Start of Block

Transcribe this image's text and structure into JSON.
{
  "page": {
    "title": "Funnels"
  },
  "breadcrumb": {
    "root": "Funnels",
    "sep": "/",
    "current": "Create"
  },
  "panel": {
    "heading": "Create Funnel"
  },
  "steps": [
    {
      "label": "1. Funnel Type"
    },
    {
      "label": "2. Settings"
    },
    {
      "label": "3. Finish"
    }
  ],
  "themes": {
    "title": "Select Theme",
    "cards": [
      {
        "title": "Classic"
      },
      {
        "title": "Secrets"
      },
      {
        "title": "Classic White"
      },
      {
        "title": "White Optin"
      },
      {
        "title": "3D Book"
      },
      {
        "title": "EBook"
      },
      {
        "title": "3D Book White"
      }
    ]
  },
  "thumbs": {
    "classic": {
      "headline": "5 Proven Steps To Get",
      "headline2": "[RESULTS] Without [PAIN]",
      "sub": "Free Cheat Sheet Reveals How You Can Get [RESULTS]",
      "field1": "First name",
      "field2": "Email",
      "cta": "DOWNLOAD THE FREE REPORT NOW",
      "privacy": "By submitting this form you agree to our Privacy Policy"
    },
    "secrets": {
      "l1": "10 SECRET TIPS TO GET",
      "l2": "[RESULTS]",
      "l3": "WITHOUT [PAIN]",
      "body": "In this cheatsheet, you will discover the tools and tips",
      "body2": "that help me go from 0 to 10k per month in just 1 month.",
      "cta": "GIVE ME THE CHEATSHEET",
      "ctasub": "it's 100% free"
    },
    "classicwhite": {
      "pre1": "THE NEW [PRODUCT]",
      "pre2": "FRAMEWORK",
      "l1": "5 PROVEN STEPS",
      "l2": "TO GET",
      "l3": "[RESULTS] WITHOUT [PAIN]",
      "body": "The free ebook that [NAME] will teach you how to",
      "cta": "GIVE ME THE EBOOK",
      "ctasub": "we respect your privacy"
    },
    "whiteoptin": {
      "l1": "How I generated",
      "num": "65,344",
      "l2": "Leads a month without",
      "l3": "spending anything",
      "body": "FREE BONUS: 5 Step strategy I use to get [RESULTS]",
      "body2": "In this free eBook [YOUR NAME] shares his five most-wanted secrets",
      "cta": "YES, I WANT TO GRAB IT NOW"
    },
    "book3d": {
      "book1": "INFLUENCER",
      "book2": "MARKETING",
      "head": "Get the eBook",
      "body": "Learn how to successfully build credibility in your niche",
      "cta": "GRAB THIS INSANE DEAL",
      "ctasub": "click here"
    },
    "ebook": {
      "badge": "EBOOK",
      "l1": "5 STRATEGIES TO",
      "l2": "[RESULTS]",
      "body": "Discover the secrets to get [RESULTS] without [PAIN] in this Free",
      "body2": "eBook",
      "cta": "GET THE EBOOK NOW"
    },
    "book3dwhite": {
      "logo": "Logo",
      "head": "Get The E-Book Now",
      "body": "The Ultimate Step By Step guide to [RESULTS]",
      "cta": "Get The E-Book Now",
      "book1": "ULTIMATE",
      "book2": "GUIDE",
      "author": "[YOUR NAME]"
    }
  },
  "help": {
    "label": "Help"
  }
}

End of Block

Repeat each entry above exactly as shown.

Transcribe this image's text and structure into JSON.
{
  "page": {
    "title": "Funnels"
  },
  "breadcrumb": {
    "root": "Funnels",
    "sep": "/",
    "current": "Create"
  },
  "panel": {
    "heading": "Create Funnel"
  },
  "steps": [
    {
      "label": "1. Funnel Type"
    },
    {
      "label": "2. Settings"
    },
    {
      "label": "3. Finish"
    }
  ],
  "themes": {
    "title": "Select Theme",
    "cards": [
      {
        "title": "Classic"
      },
      {
        "title": "Secrets"
      },
      {
        "title": "Classic White"
      },
      {
        "title": "White Optin"
      },
      {
        "title": "3D Book"
      },
      {
        "title": "EBook"
      },
      {
        "title": "3D Book White"
      }
    ]
  },
  "thumbs": {
    "classic": {
      "headline": "5 Proven Steps To Get",
      "headline2": "[RESULTS] Without [PAIN]",
      "sub": "Free Cheat Sheet Reveals How You Can Get [RESULTS]",
      "field1": "First name",
      "field2": "Email",
      "cta": "DOWNLOAD THE FREE REPORT NOW",
      "privacy": "By submitting this form you agree to our Privacy Policy"
    },
    "secrets": {
      "l1": "10 SECRET TIPS TO GET",
      "l2": "[RESULTS]",
      "l3": "WITHOUT [PAIN]",
      "body": "In this cheatsheet, you will discover the tools and tips",
      "body2": "that help me go from 0 to 10k per month in just 1 month.",
      "cta": "GIVE ME THE CHEATSHEET",
      "ctasub": "it's 100% free"
    },
    "classicwhite": {
      "pre1": "THE NEW [PRODUCT]",
      "pre2": "FRAMEWORK",
      "l1": "5 PROVEN STEPS",
      "l2": "TO GET",
      "l3": "[RESULTS] WITHOUT [PAIN]",
      "body": "The free ebook that [NAME] will teach you how to",
      "cta": "GIVE ME THE EBOOK",
      "ctasub": "we respect your privacy"
    },
    "whiteoptin": {
      "l1": "How I generated",
      "num": "65,344",
      "l2": "Leads a month without",
      "l3": "spending anything",
      "body": "FREE BONUS: 5 Step strategy I use to get [RESULTS]",
      "body2": "In this free eBook [YOUR NAME] shares his five most-wanted secrets",
      "cta": "YES, I WANT TO GRAB IT NOW"
    },
    "book3d": {
      "book1": "INFLUENCER",
      "book2": "MARKETING",
      "head": "Get the eBook",
      "body": "Learn how to successfully build credibility in your niche",
      "cta": "GRAB THIS INSANE DEAL",
      "ctasub": "click here"
    },
    "ebook": {
      "badge": "EBOOK",
      "l1": "5 STRATEGIES TO",
      "l2": "[RESULTS]",
      "body": "Discover the secrets to get [RESULTS] without [PAIN] in this Free",
      "body2": "eBook",
      "cta": "GET THE EBOOK NOW"
    },
    "book3dwhite": {
      "logo": "Logo",
      "head": "Get The E-Book Now",
      "body": "The Ultimate Step By Step guide to [RESULTS]",
      "cta": "Get The E-Book Now",
      "book1": "ULTIMATE",
      "book2": "GUIDE",
      "author": "[YOUR NAME]"
    }
  },
  "help": {
    "label": "Help"
  }
}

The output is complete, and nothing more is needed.